PROBLEM REQUIREMENTS:
Copy out all of the data word for word. Omit every picture.

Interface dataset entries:
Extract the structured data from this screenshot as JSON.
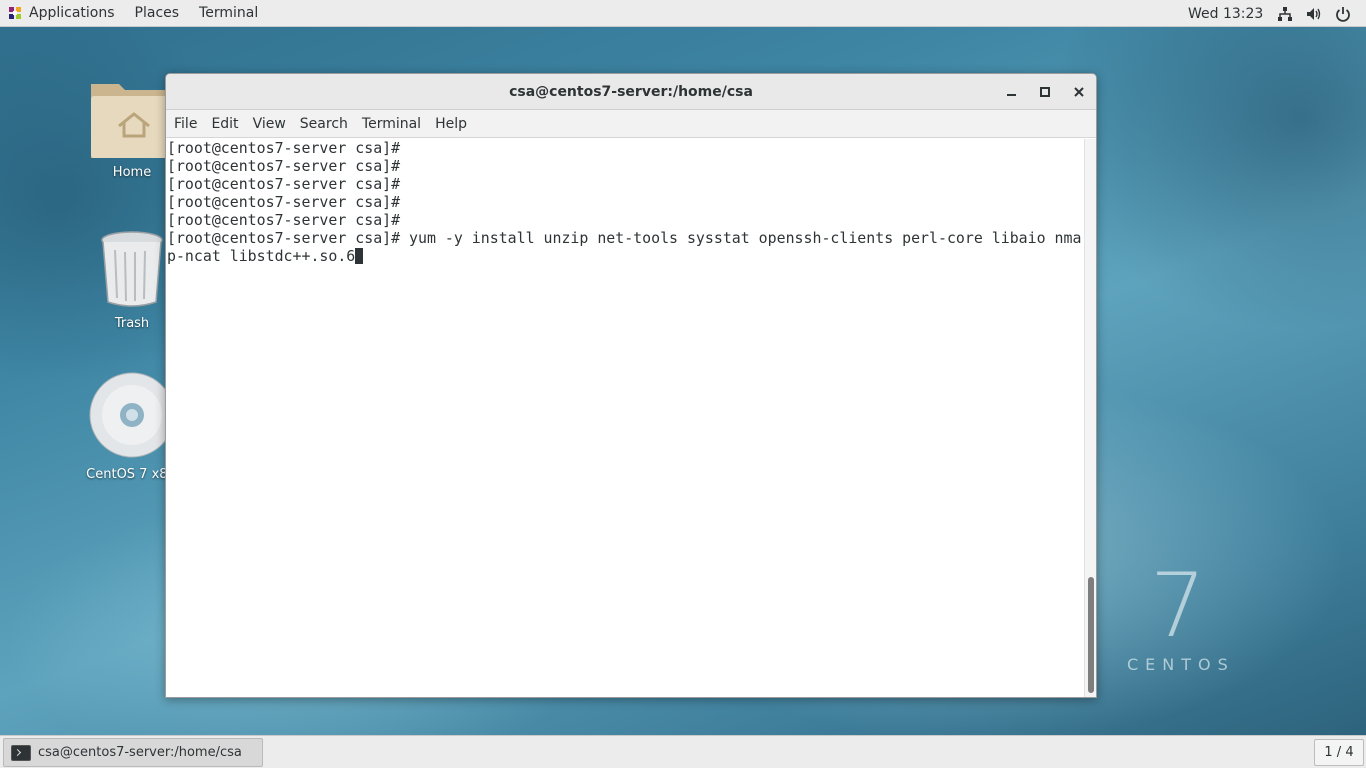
{
  "topbar": {
    "applications": "Applications",
    "places": "Places",
    "terminal": "Terminal",
    "clock": "Wed 13:23",
    "tray_icons": [
      "network-icon",
      "volume-icon",
      "power-icon"
    ]
  },
  "desktop": {
    "icons": [
      {
        "label": "Home",
        "icon": "home-folder-icon"
      },
      {
        "label": "Trash",
        "icon": "trash-icon"
      },
      {
        "label": "CentOS 7 x86",
        "icon": "disc-icon"
      }
    ],
    "watermark_number": "7",
    "watermark_text": "CENTOS"
  },
  "window": {
    "title": "csa@centos7-server:/home/csa",
    "menu": [
      "File",
      "Edit",
      "View",
      "Search",
      "Terminal",
      "Help"
    ],
    "lines": [
      "[root@centos7-server csa]#",
      "[root@centos7-server csa]#",
      "[root@centos7-server csa]#",
      "[root@centos7-server csa]#",
      "[root@centos7-server csa]#",
      "[root@centos7-server csa]# yum -y install unzip net-tools sysstat openssh-clients perl-core libaio nma",
      "p-ncat libstdc++.so.6"
    ]
  },
  "taskbar": {
    "task_label": "csa@centos7-server:/home/csa",
    "workspace": "1 / 4"
  },
  "colors": {
    "panel": "#ececec",
    "text": "#2e3436",
    "desktop": "#3e86a4"
  }
}
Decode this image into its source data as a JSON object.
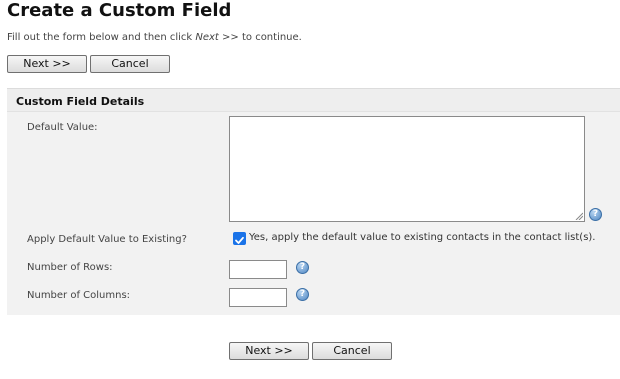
{
  "page": {
    "title": "Create a Custom Field",
    "intro_prefix": "Fill out the form below and then click ",
    "intro_emph": "Next >>",
    "intro_suffix": " to continue."
  },
  "buttons": {
    "next": "Next >>",
    "cancel": "Cancel"
  },
  "panel": {
    "title": "Custom Field Details"
  },
  "fields": {
    "default_value": {
      "label": "Default Value:",
      "value": ""
    },
    "apply_existing": {
      "label": "Apply Default Value to Existing?",
      "checked": true,
      "checkbox_label": "Yes, apply the default value to existing contacts in the contact list(s)."
    },
    "rows": {
      "label": "Number of Rows:",
      "value": ""
    },
    "columns": {
      "label": "Number of Columns:",
      "value": ""
    }
  },
  "icons": {
    "help": "help-icon",
    "check": "checkmark-icon"
  },
  "colors": {
    "accent": "#1a73e8",
    "panel_bg": "#f2f2f2",
    "help_blue": "#4f86c2"
  }
}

WRITTEN RESPONSE:
Extract the structured data from this screenshot as JSON.
{
  "topbar": {
    "applications": "Applications",
    "places": "Places",
    "terminal": "Terminal",
    "clock": "Wed 13:23",
    "tray_icons": [
      "network-icon",
      "volume-icon",
      "power-icon"
    ]
  },
  "desktop": {
    "icons": [
      {
        "label": "Home",
        "icon": "home-folder-icon"
      },
      {
        "label": "Trash",
        "icon": "trash-icon"
      },
      {
        "label": "CentOS 7 x86",
        "icon": "disc-icon"
      }
    ],
    "watermark_number": "7",
    "watermark_text": "CENTOS"
  },
  "window": {
    "title": "csa@centos7-server:/home/csa",
    "menu": [
      "File",
      "Edit",
      "View",
      "Search",
      "Terminal",
      "Help"
    ],
    "lines": [
      "[root@centos7-server csa]#",
      "[root@centos7-server csa]#",
      "[root@centos7-server csa]#",
      "[root@centos7-server csa]#",
      "[root@centos7-server csa]#",
      "[root@centos7-server csa]# yum -y install unzip net-tools sysstat openssh-clients perl-core libaio nma",
      "p-ncat libstdc++.so.6"
    ]
  },
  "taskbar": {
    "task_label": "csa@centos7-server:/home/csa",
    "workspace": "1 / 4"
  },
  "colors": {
    "panel": "#ececec",
    "text": "#2e3436",
    "desktop": "#3e86a4"
  }
}
Decode this image into its source data as a JSON object.
{
  "page": {
    "title": "Create a Custom Field",
    "intro_prefix": "Fill out the form below and then click ",
    "intro_emph": "Next >>",
    "intro_suffix": " to continue."
  },
  "buttons": {
    "next": "Next >>",
    "cancel": "Cancel"
  },
  "panel": {
    "title": "Custom Field Details"
  },
  "fields": {
    "default_value": {
      "label": "Default Value:",
      "value": ""
    },
    "apply_existing": {
      "label": "Apply Default Value to Existing?",
      "checked": true,
      "checkbox_label": "Yes, apply the default value to existing contacts in the contact list(s)."
    },
    "rows": {
      "label": "Number of Rows:",
      "value": ""
    },
    "columns": {
      "label": "Number of Columns:",
      "value": ""
    }
  },
  "icons": {
    "help": "help-icon",
    "check": "checkmark-icon"
  },
  "colors": {
    "accent": "#1a73e8",
    "panel_bg": "#f2f2f2",
    "help_blue": "#4f86c2"
  }
}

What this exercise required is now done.